You know earlier I said that Jaime and Brienne had one of the oddest relationships in the show? That’s nothing compared to Stannis and his wife Selyse, who prove to be the most dysfunctional couple in Westeros (and remember, some of the couples in this world are brother and sister) as Stannis visits Selyse in the locked tower he keeps her in with her three stillborn sons in glass tanks adorning the walls. He admits his infidelity with Melisandre, and she actively encourages it as a service to Lord of Light (him again!). Stannis then visits his daughter Shireen, a sweet little girl with an odd facial deformity, and tells her that he has imprisoned Davos for treason: she later sneaks down to the dungeons to visit him and begins teaching him to read with a book on Aegon I’s conquest of Westeros, which I believe is the Westerosian equivalent of ‘The Very Hungry Caterpillar’.
Across the Narrow Sea
Having left Astapor a bit on fire last week, Daenerys continues to march her Unsullied army across the land. Jorah Mormont and Barristan Selmy engage in a light pissing contest as they each attempt to pry into the other’s motives for helping Daenerys, while Daenerys attempts to find a leader for the Unsullied army. The officers show her that they have chosen a man named Grey Worm as their leader, and she tells them they are free to choose their own names: however, Grey Worm informs her that his current name is a good one, as it is the one he had when she freed the slaves. Things seem to be going a bit too well for Daenerys at the moment, and I can’t help but feel that something bad is around the corner.

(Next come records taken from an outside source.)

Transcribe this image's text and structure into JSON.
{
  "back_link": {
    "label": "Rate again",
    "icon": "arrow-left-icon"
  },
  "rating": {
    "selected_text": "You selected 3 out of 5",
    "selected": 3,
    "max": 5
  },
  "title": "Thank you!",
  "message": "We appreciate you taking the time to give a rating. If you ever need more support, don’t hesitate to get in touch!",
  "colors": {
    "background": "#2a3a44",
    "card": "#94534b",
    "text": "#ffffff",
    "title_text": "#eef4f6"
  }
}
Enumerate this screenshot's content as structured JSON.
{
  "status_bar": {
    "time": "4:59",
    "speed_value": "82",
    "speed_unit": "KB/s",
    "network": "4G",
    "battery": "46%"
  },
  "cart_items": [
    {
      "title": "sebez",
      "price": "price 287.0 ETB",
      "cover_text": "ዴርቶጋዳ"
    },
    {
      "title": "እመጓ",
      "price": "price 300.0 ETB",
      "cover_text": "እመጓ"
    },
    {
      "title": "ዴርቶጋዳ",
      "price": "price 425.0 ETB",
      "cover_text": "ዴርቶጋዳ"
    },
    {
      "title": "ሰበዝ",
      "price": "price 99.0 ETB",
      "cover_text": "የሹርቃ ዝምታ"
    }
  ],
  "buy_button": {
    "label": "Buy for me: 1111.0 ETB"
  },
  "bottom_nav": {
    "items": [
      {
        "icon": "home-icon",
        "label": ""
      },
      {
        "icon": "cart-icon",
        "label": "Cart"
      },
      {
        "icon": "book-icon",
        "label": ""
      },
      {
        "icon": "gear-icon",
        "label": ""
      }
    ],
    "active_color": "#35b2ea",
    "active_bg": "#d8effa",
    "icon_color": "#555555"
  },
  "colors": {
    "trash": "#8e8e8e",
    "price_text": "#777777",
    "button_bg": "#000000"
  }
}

Everything that happened in this week’s episode felt significant, and even though it is difficult to tell where things are leading with this show (unless you are familiar with the source material), the development always feels positive, and that is why Game of Thrones continues to be one of the best shows on television.